Believe it or not, but there are actually no OSINT tools yet – only commercial services for the forensics industry.
The Digger Project aims to change that. In a first step, Fraunhofer audio forensic tools will become a part of the Truly Media platform (which also isn’t OSINT, but easily accessible for journalists and fact checkers).
If you have a bit of time and want to work your way into (more or less) unassisted audio analytics,
you can try this:
- download and install Audacity
- read a tutorial on speech/audio analytics, e.g. this one
- also check the Audacity manual, especially the section on analysis tools
The best way to learn more about an image on the web is to do a reverse image search. And the (arguably) best tool for that investigation method is the InViD/WeVerify Plugin – because it includes all relevant image search engines: Baidu, Bing, Google (always the first place you should look), Karma Decay (for Reddit searches), Tineye, Yahoo, and Yandex. Furthermore, the plugin features:
- an image magnifier
- meta data analysis (only useful for images that weren’t uploaded via a standard social media platform)
- a set of forensic tools
Even though we recommend installing the plugin, you can also access the services via individual websites. Here’s a list of links:
An alternative to the plugin’s image magnifier is LunaPic Zoom.
Meta data (if available) can also be analyzed with Jeffrey’s Image Metadata Viewer.
FotoForensics is a good choice for further investigations.
The InViD/WeVerify Plugin is also your best bet when it comes to quick and hands-on video verification. The continuously updated tool currently offers:
- video fragmentation/keyframes/analysis
- a reverse image search based on above-mentioned key frames

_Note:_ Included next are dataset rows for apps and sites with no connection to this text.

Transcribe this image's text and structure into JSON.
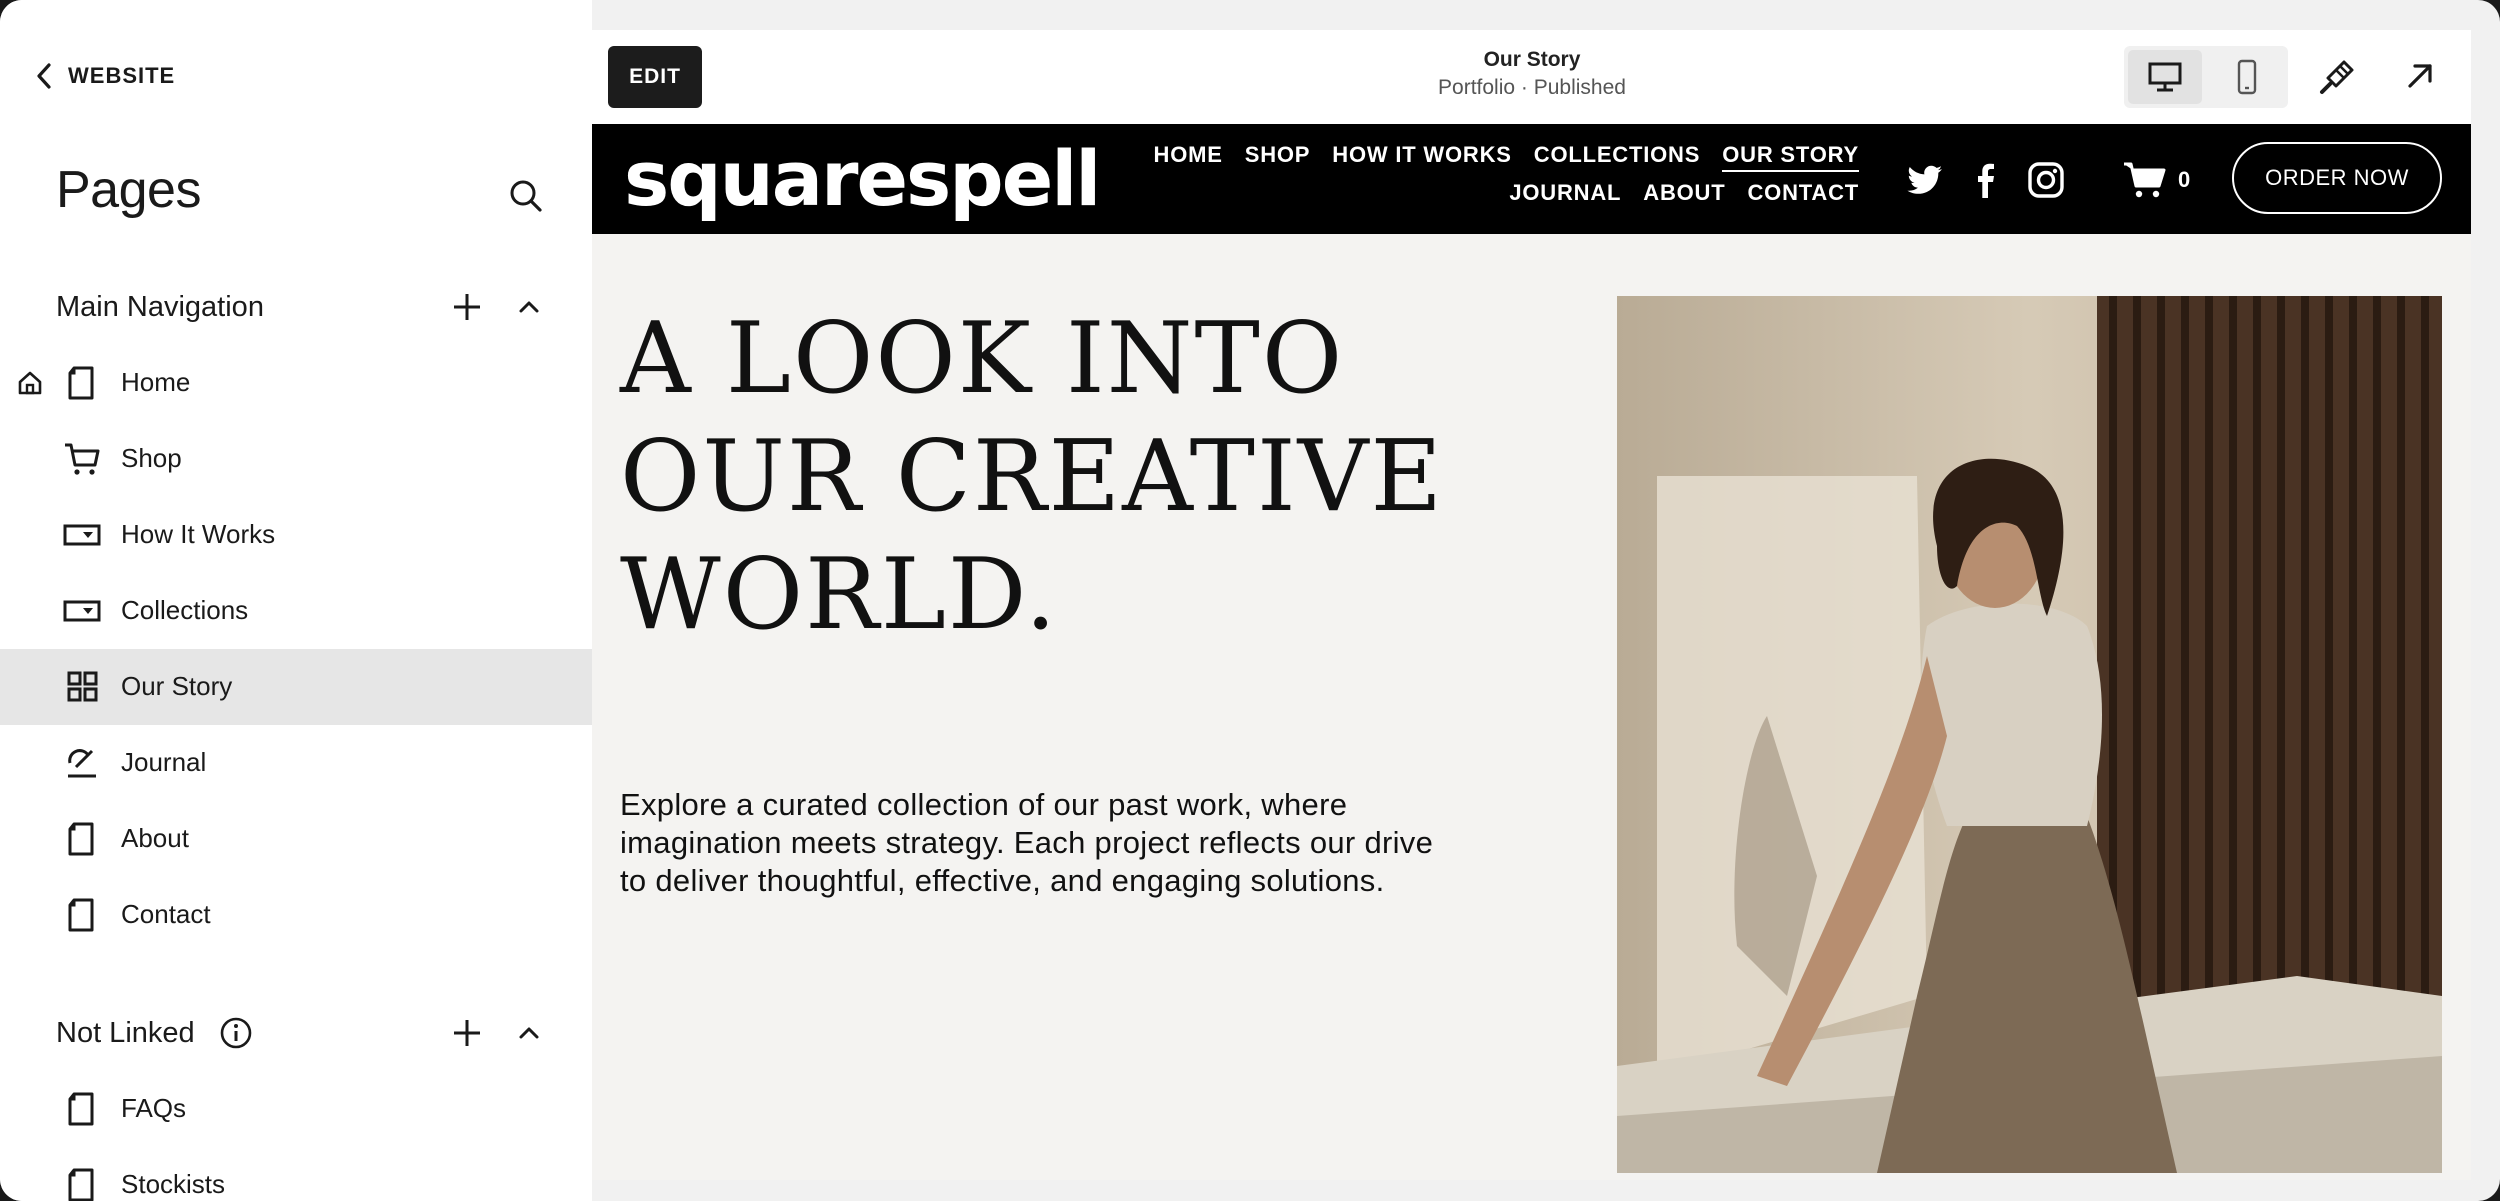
{
  "sidebar": {
    "back_label": "WEBSITE",
    "title": "Pages",
    "main_nav": {
      "label": "Main Navigation",
      "items": [
        {
          "label": "Home",
          "icon": "page-icon",
          "is_home": true
        },
        {
          "label": "Shop",
          "icon": "cart-icon"
        },
        {
          "label": "How It Works",
          "icon": "folder-dropdown-icon"
        },
        {
          "label": "Collections",
          "icon": "folder-dropdown-icon"
        },
        {
          "label": "Our Story",
          "icon": "grid-icon",
          "active": true
        },
        {
          "label": "Journal",
          "icon": "blog-pen-icon"
        },
        {
          "label": "About",
          "icon": "page-icon"
        },
        {
          "label": "Contact",
          "icon": "page-icon"
        }
      ]
    },
    "not_linked": {
      "label": "Not Linked",
      "items": [
        {
          "label": "FAQs",
          "icon": "page-icon"
        },
        {
          "label": "Stockists",
          "icon": "page-icon"
        }
      ]
    }
  },
  "toolbar": {
    "edit_label": "EDIT",
    "page_title": "Our Story",
    "page_status": "Portfolio · Published"
  },
  "site": {
    "logo": "squarespell",
    "nav_row1": [
      "HOME",
      "SHOP",
      "HOW IT WORKS",
      "COLLECTIONS",
      "OUR STORY"
    ],
    "nav_row2": [
      "JOURNAL",
      "ABOUT",
      "CONTACT"
    ],
    "current_nav": "OUR STORY",
    "cart_count": "0",
    "cta_label": "ORDER NOW",
    "hero_title": "A LOOK INTO OUR CREATIVE WORLD.",
    "hero_body": "Explore a curated collection of our past work, where imagination meets strategy. Each project reflects our drive to deliver thoughtful, effective, and engaging solutions."
  },
  "colors": {
    "header_bg": "#000000",
    "active_row": "#e6e6e6",
    "preview_bg": "#f4f3f1"
  }
}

- information on video meta data/video rights
An alternative to using the plugin would be the following workflow:
- get a tool like 4k Video Downloader (also a good idea if you need to reliably archive content)
- run the clip in question on the VLC media player

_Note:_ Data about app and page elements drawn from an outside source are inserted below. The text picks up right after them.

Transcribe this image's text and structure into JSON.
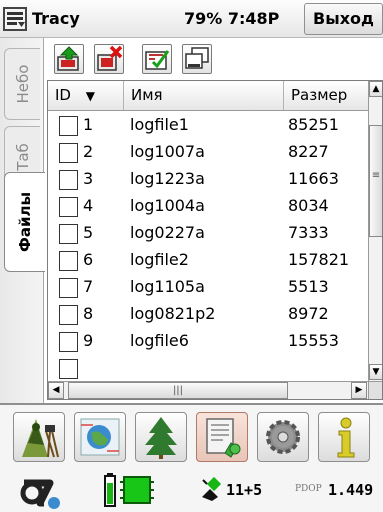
{
  "titlebar": {
    "app_name": "Tracy",
    "status": "79% 7:48P",
    "exit_label": "Выход"
  },
  "side_tabs": [
    {
      "label": "Небо",
      "active": false
    },
    {
      "label": "Таб",
      "active": false
    },
    {
      "label": "Файлы",
      "active": true
    }
  ],
  "toolbar": {
    "buttons": [
      "upload-icon",
      "delete-icon",
      "check-all-icon",
      "uncheck-icon"
    ]
  },
  "table": {
    "columns": [
      "ID",
      "Имя",
      "Размер"
    ],
    "sort_indicator": "▼",
    "rows": [
      {
        "id": "1",
        "name": "logfile1",
        "size": "85251"
      },
      {
        "id": "2",
        "name": "log1007a",
        "size": "8227"
      },
      {
        "id": "3",
        "name": "log1223a",
        "size": "11663"
      },
      {
        "id": "4",
        "name": "log1004a",
        "size": "8034"
      },
      {
        "id": "5",
        "name": "log0227a",
        "size": "7333"
      },
      {
        "id": "6",
        "name": "logfile2",
        "size": "157821"
      },
      {
        "id": "7",
        "name": "log1105a",
        "size": "5513"
      },
      {
        "id": "8",
        "name": "log0821p2",
        "size": "8972"
      },
      {
        "id": "9",
        "name": "logfile6",
        "size": "15553"
      }
    ]
  },
  "dock": {
    "buttons": [
      "survey-icon",
      "map-icon",
      "tree-icon",
      "files-icon",
      "settings-icon",
      "info-icon"
    ],
    "selected": "files-icon"
  },
  "status": {
    "satellites": "11+5",
    "pdop_label": "PDOP",
    "pdop_value": "1.449"
  },
  "colors": {
    "gps_green": "#19b514",
    "battery_green": "#18c618",
    "selected_bg": "#e8c5b8",
    "info_yellow": "#d8cc2a"
  }
}
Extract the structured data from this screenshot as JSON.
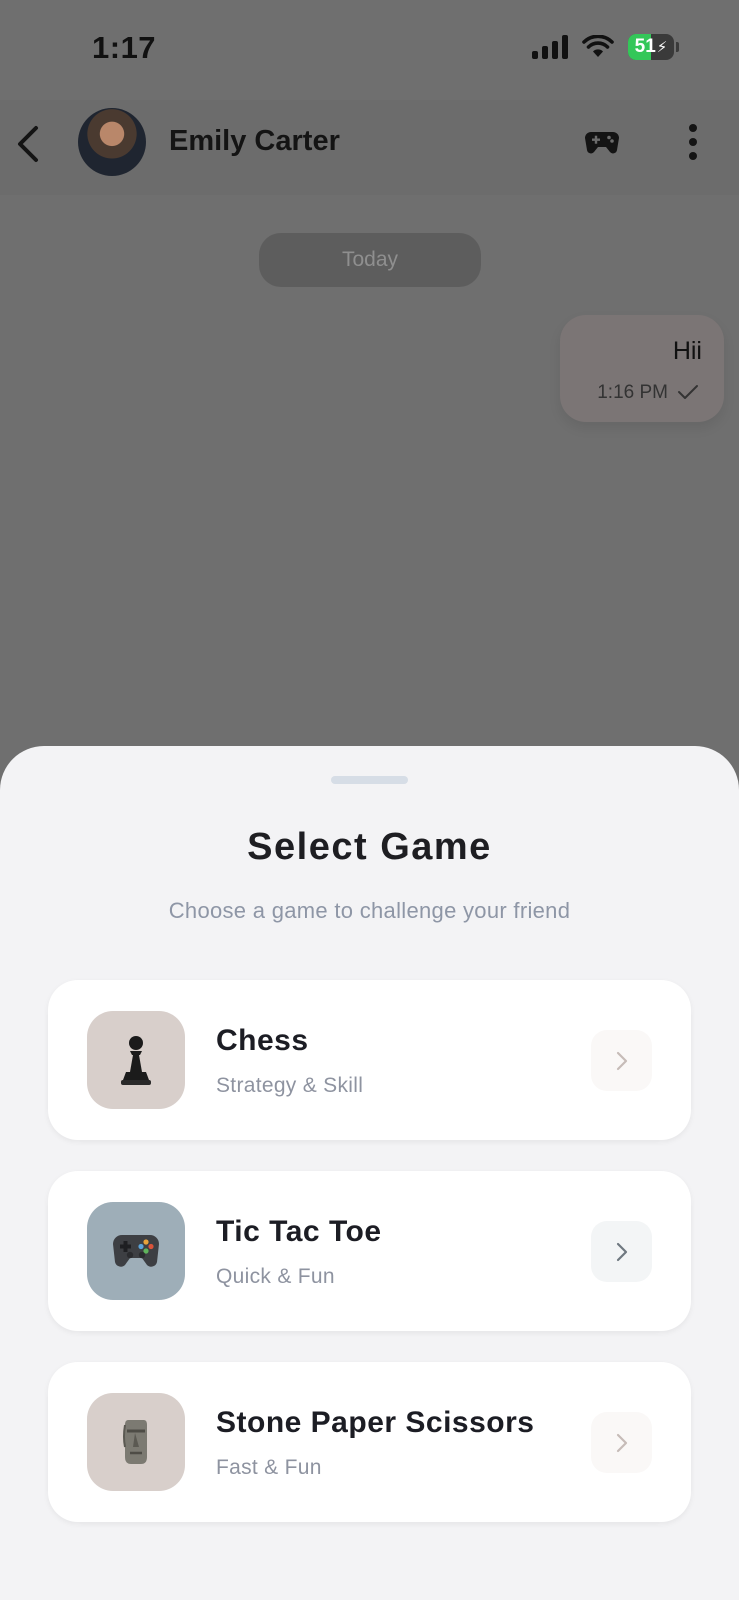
{
  "status_bar": {
    "time": "1:17",
    "battery": "51"
  },
  "header": {
    "contact_name": "Emily Carter"
  },
  "chat": {
    "date_label": "Today",
    "messages": [
      {
        "text": "Hii",
        "time": "1:16 PM"
      }
    ]
  },
  "sheet": {
    "title": "Select Game",
    "subtitle": "Choose a game to challenge your friend",
    "games": [
      {
        "name": "Chess",
        "description": "Strategy & Skill",
        "icon": "chess-pawn-icon",
        "thumb_color": "#d8cfcb"
      },
      {
        "name": "Tic Tac Toe",
        "description": "Quick & Fun",
        "icon": "game-controller-icon",
        "thumb_color": "#9eaeb8"
      },
      {
        "name": "Stone Paper Scissors",
        "description": "Fast & Fun",
        "icon": "moai-stone-icon",
        "thumb_color": "#d8cfcb"
      }
    ]
  },
  "colors": {
    "overlay": "#6f6f6f",
    "sheet_bg": "#f3f3f5",
    "battery_green": "#34c759"
  }
}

- pause the video whenever necessary and create stillframes/screenshots
- run a reverse image search (see above)
Created by Alexander Plaum, Tilman Wagner and DW Innovation.
Images used on this page (top to bottom) courtesy of Emiliano Vittoriosi, Alfons Morales, Markus Winkler, Firmbee, NASA, Hal Gatewood, Fleur, Peter Stumpf, Markus Winkler, Dewang Gupta, Marvin Meyer, Alex Iby, 99.films, Ritupom Baishya, Rich Soul, NordWood Themes.
The KID Project and the Verification Toolbox are funded by: